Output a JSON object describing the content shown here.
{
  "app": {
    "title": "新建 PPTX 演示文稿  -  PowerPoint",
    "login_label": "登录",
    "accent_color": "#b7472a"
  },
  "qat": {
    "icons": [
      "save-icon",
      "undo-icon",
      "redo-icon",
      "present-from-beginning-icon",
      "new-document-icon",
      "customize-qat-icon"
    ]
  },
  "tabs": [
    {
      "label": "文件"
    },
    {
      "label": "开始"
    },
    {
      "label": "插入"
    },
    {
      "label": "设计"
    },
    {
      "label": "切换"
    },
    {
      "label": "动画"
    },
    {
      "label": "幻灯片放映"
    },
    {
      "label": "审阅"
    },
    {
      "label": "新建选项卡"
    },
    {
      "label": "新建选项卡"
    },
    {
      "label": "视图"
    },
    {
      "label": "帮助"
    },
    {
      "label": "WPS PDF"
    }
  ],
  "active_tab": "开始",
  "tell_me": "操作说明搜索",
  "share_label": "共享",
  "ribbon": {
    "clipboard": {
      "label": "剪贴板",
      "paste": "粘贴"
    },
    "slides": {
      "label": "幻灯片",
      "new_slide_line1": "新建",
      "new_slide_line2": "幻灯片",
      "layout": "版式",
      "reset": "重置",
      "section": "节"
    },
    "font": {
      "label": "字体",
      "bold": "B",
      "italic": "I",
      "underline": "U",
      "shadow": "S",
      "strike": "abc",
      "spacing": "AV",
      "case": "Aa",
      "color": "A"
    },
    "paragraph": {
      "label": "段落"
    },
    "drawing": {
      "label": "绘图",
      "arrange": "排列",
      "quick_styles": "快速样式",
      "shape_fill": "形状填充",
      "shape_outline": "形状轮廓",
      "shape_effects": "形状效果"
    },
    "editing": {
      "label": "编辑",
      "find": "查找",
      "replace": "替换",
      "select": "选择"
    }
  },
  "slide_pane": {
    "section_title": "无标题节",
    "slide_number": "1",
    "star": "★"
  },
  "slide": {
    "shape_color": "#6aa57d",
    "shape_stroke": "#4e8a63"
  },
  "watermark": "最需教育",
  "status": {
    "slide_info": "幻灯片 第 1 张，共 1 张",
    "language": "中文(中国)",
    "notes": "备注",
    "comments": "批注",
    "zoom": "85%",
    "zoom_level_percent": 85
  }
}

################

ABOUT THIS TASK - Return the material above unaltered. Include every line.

FINISHED EXERCISE -
Output a JSON object describing the content shown here.
{
  "app": {
    "title": "新建 PPTX 演示文稿  -  PowerPoint",
    "login_label": "登录",
    "accent_color": "#b7472a"
  },
  "qat": {
    "icons": [
      "save-icon",
      "undo-icon",
      "redo-icon",
      "present-from-beginning-icon",
      "new-document-icon",
      "customize-qat-icon"
    ]
  },
  "tabs": [
    {
      "label": "文件"
    },
    {
      "label": "开始"
    },
    {
      "label": "插入"
    },
    {
      "label": "设计"
    },
    {
      "label": "切换"
    },
    {
      "label": "动画"
    },
    {
      "label": "幻灯片放映"
    },
    {
      "label": "审阅"
    },
    {
      "label": "新建选项卡"
    },
    {
      "label": "新建选项卡"
    },
    {
      "label": "视图"
    },
    {
      "label": "帮助"
    },
    {
      "label": "WPS PDF"
    }
  ],
  "active_tab": "开始",
  "tell_me": "操作说明搜索",
  "share_label": "共享",
  "ribbon": {
    "clipboard": {
      "label": "剪贴板",
      "paste": "粘贴"
    },
    "slides": {
      "label": "幻灯片",
      "new_slide_line1": "新建",
      "new_slide_line2": "幻灯片",
      "layout": "版式",
      "reset": "重置",
      "section": "节"
    },
    "font": {
      "label": "字体",
      "bold": "B",
      "italic": "I",
      "underline": "U",
      "shadow": "S",
      "strike": "abc",
      "spacing": "AV",
      "case": "Aa",
      "color": "A"
    },
    "paragraph": {
      "label": "段落"
    },
    "drawing": {
      "label": "绘图",
      "arrange": "排列",
      "quick_styles": "快速样式",
      "shape_fill": "形状填充",
      "shape_outline": "形状轮廓",
      "shape_effects": "形状效果"
    },
    "editing": {
      "label": "编辑",
      "find": "查找",
      "replace": "替换",
      "select": "选择"
    }
  },
  "slide_pane": {
    "section_title": "无标题节",
    "slide_number": "1",
    "star": "★"
  },
  "slide": {
    "shape_color": "#6aa57d",
    "shape_stroke": "#4e8a63"
  },
  "watermark": "最需教育",
  "status": {
    "slide_info": "幻灯片 第 1 张，共 1 张",
    "language": "中文(中国)",
    "notes": "备注",
    "comments": "批注",
    "zoom": "85%",
    "zoom_level_percent": 85
  }
}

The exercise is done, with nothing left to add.